Monday, 26 March

At 14.35 at checkpoint 56 in Tel Rumeida, a Palestinian man asked the two Israeli guards at the checkpoint to open the side gate for him so that he could bring through a metal trolley with a tray of yoghurt-like food and a tray of boxes of choclates. The soldiers refused to open the gate, saying that the man had to unload the two trays, carry them through the checkpoint and then take the trolley through the gate seperately. The Palestinian man said he had a slipped disc in his back and could not carry them. One of the soldiers responded that his own father had a slipped disc and could still carry such items and so therefore the Palestinian should be able to carry them. In the end, a Palestinian boy, also waiting at the checkpoint, carried the trays through and the Palestinian man was allowed through the gate with his trolley.

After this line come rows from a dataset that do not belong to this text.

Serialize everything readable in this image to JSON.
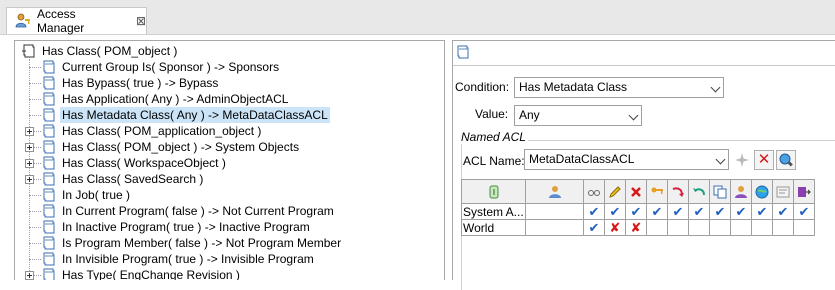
{
  "tab": {
    "icon": "user-key-icon",
    "title": "Access Manager",
    "close_icon": "close-icon"
  },
  "tree": {
    "root": {
      "label": "Has Class( POM_object )",
      "icon": "rule-node-icon"
    },
    "items": [
      {
        "label": "Current Group Is( Sponsor ) -> Sponsors",
        "expandable": false
      },
      {
        "label": "Has Bypass( true ) -> Bypass",
        "expandable": false
      },
      {
        "label": "Has Application( Any ) -> AdminObjectACL",
        "expandable": false
      },
      {
        "label": "Has Metadata Class( Any ) -> MetaDataClassACL",
        "expandable": false,
        "selected": true
      },
      {
        "label": "Has Class( POM_application_object )",
        "expandable": true
      },
      {
        "label": "Has Class( POM_object ) -> System Objects",
        "expandable": true
      },
      {
        "label": "Has Class( WorkspaceObject )",
        "expandable": true
      },
      {
        "label": "Has Class( SavedSearch )",
        "expandable": true
      },
      {
        "label": "In Job( true )",
        "expandable": false
      },
      {
        "label": "In Current Program( false ) -> Not Current Program",
        "expandable": false
      },
      {
        "label": "In Inactive Program( true ) -> Inactive Program",
        "expandable": false
      },
      {
        "label": "Is Program Member( false ) -> Not Program Member",
        "expandable": false
      },
      {
        "label": "In Invisible Program( true ) -> Invisible Program",
        "expandable": false
      },
      {
        "label": "Has Type( EngChange Revision )",
        "expandable": true
      }
    ]
  },
  "form": {
    "condition_label": "Condition:",
    "condition_value": "Has Metadata Class",
    "value_label": "Value:",
    "value_value": "Any",
    "named_acl_legend": "Named ACL",
    "acl_name_label": "ACL Name:",
    "acl_name_value": "MetaDataClassACL"
  },
  "acl_table": {
    "header_icons": [
      "accessor-type-icon",
      "accessor-id-icon",
      "read-icon",
      "write-icon",
      "delete-icon",
      "change-icon",
      "promote-icon",
      "demote-icon",
      "copy-icon",
      "change-ownership-icon",
      "publish-icon",
      "subscribe-icon",
      "export-icon"
    ],
    "rows": [
      {
        "accessor_type": "System A...",
        "accessor_id": "",
        "perms": [
          "check",
          "check",
          "check",
          "check",
          "check",
          "check",
          "check",
          "check",
          "check",
          "check",
          "check"
        ]
      },
      {
        "accessor_type": "World",
        "accessor_id": "",
        "perms": [
          "check",
          "cross",
          "cross",
          "",
          "",
          "",
          "",
          "",
          "",
          "",
          ""
        ]
      }
    ]
  },
  "colors": {
    "check": "#1f5fbf",
    "cross": "#d81818",
    "selection": "#cce4f7"
  }
}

At 16.55 Jamil Abu Hekel, a Palestinian boy aged approximately 10, who lives in the house opposite the Tel Rumeida settlement, attempted to walk up to his house, as he does every day. A HRW accompagnied him. When they had nearly reached the soldiers’ post just below the settlement, the two Israeli soliders posted at the crossing called them back and asked Jamil his name and where he lives. Jamil told them, spelt his name and once the soldiers had checked this information on their radio, Jamil and the HRW were allowed to continue. Just past the soldiers’ post below Tel Rumeida settlement, the two were called back to the soldiers’ post there, and were again questioned as to who they were and why there were walking up the hill. One of the soldiers also asked Jamil at one point if he was a Muslim and asked who the HRW was. Jamil said that she was a friend and walking with him to his house. After a couple of minutes, Jamil was allowed to continue but the HRW was not allowed to pass and the soldier even told her that she was not allowed to stand with him to watch to see that Jamil got home safely, with no harrassment from the settlers.

When the HRW asked the soldier why she wasn’t allowed to do this, the soldier said that there were cameras and soldiers all around and so Jamil would be protected. The HRW countered that the settlers had often attacked this particular family and the cameras and the soliders had not protected them then. The soldier answered that “those who should be protected are protected”. After questioning by the HRW, the soldier admitted that Jamil should be protected.

Jamil said that these difficulties in being allowed home happened every day.